**Task description**
The lines to return are those below that contain the word "data".

Web page and app entries
--------------------------------------------------
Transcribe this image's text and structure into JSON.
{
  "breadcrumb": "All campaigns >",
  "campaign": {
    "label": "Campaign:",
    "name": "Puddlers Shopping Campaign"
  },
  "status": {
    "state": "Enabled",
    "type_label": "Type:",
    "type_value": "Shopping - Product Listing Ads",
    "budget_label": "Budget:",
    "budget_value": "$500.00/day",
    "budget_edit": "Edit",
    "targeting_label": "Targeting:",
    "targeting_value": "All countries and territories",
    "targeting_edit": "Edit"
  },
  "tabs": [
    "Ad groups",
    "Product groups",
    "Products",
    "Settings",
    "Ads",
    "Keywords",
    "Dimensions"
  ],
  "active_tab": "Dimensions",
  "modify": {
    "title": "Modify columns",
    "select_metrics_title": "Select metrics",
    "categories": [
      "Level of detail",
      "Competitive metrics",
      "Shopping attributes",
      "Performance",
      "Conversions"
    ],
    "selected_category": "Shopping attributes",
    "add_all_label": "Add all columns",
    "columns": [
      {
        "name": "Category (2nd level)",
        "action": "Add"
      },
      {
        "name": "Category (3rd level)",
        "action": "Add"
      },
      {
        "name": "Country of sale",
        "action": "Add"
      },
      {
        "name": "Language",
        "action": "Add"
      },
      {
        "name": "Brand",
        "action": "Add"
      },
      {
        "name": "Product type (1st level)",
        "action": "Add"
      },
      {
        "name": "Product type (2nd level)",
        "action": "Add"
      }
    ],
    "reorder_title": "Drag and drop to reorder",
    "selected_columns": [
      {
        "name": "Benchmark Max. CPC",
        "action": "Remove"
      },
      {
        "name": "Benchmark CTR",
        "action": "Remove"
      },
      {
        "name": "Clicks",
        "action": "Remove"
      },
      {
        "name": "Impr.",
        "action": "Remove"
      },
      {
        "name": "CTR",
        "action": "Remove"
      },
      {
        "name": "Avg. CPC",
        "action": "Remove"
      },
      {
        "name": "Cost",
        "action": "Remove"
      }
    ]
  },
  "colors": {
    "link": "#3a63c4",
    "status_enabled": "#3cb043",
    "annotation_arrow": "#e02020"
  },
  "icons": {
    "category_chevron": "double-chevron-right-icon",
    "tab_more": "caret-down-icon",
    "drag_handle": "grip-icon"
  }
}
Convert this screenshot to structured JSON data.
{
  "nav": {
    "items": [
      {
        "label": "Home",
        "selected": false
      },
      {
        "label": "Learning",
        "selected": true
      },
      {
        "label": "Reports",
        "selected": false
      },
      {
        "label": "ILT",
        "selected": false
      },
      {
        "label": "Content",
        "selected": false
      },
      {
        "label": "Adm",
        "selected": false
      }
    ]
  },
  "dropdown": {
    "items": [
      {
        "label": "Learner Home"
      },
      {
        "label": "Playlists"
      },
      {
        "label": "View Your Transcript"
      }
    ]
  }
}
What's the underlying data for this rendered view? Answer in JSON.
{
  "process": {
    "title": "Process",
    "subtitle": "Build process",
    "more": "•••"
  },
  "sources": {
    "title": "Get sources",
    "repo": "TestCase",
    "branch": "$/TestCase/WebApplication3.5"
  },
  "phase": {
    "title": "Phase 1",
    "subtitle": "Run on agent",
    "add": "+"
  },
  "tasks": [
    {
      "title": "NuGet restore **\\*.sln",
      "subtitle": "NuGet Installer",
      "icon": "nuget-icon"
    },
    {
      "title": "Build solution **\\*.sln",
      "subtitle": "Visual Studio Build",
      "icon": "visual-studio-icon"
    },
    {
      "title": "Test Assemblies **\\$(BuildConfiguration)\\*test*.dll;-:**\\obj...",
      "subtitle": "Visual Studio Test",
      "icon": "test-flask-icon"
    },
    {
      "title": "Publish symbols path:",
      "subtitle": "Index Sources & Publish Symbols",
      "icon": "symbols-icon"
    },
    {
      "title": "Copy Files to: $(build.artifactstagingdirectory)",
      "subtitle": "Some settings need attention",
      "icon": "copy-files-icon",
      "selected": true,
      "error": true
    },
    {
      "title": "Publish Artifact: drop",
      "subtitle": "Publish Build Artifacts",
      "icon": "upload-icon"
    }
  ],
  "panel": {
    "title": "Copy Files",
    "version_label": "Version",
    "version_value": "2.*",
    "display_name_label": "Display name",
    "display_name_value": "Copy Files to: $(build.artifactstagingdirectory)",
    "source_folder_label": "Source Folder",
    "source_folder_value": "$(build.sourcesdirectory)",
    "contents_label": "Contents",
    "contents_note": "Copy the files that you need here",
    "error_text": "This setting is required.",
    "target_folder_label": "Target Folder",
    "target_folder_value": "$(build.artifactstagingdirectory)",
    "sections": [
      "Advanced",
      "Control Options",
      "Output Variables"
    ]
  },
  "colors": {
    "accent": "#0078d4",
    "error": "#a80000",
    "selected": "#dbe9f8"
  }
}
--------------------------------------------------
**Output for this exercise**
Convert this screenshot to structured JSON data.
What's the underlying data for this rendered view? Answer in JSON.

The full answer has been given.